The newlyweds returned to Richmond, where Poe got a job at the Southern Literary Messenger. His tragic life has been recounted elsewhere, but to make a long story short, he died nearly penniless in a delirium at the age of 40. In 1906, Poe fans formed the Poe Memorial Association. They salvaged bricks from the demolished Southern Literary Messenger building to erect a shrine to Poe behind Richmond’s oldest house, which was then a museum dedicated to colonial history. The shrine opened in 1922.
Today, the oldest house in Richmond, as well as several adjacent buildings, house a collection of artifacts from Poe’s life, including his worldly possessions at death, his cane, vest, and even a lock of his hair.
Today, the oldest house in Richmond, as well as several adjacent buildings, house a collection of artifacts from Poe’s life, including his worldly possessions at death, his cane, vest, and even a lock of his hair. One building devoted to his childhood even contains his childhood bed. It’s an impressive assortment! There is even a reading library.
A gift shop takes up much of the old house, where visitors can express their love of Poe by buying Poe coffee mugs, books, postcards, and even votive candles. Visitors advance from one small building to another, each devoted to a period in the author’s life. There is a diverse variety of artifacts, sculptures, and art on display. I didn’t have time to take the guided tour on my visit, but from what I overheard, the tour guide seemed knowledgeable and even recited one of Poe’s poems from memory.
Two black cats wander the museum grounds and sun themselves on the pavement in the garden. They are friendly, accustomed to attention from visitors. Thankfully they’ll escape the same fate as poor Pluto from Edgar Allan Poe’s story “The Black Cat” (1843). The roaming cats are part of the museum’s charm, as are events like the periodic “Unhappy Hour”. Regular public readings and book talks help foster a real sense of community among Poe admirers in the Richmond area.

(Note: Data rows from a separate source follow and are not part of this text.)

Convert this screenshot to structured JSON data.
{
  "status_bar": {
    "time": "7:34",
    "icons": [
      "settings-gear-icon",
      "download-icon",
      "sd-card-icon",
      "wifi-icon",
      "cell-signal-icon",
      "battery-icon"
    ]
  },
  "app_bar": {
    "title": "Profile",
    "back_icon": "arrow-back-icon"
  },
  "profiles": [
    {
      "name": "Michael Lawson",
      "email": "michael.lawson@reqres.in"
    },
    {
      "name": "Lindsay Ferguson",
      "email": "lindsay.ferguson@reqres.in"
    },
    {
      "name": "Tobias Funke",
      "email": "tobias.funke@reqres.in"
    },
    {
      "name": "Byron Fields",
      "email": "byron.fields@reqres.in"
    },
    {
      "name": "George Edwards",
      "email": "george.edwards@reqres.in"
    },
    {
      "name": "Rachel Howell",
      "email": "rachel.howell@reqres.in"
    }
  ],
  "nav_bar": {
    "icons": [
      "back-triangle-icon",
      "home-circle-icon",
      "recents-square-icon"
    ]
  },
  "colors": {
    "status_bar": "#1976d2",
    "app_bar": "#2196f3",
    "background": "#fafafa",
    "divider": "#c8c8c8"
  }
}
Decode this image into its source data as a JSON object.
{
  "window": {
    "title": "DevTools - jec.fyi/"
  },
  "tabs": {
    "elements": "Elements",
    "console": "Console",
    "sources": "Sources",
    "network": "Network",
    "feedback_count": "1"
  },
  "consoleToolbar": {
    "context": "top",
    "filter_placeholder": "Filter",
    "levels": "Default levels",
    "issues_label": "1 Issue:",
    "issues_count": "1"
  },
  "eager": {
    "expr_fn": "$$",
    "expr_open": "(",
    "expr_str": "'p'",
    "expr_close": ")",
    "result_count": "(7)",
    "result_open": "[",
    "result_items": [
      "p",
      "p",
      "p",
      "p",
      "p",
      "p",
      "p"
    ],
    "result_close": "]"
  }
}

The Edgar Allan Poe Museum, 1914 E. Main Street in Richmond, Virginia, is open Tuesday through Saturday, 10:00am to 5:00pm, and Sunday, 11:00am. to 5:00pm. It’s closed on Mondays and Thanksgiving Day, Christmas Day, and New Year’s Day. Guided tours are offered daily at 11:00am, 1:00pm, and 3:00pm. Admission is $8 for adults and $6 for seniors and children aged 7 to 17. Tour tickets are purchased in the gift shop. For more info, call (804) 648-5523.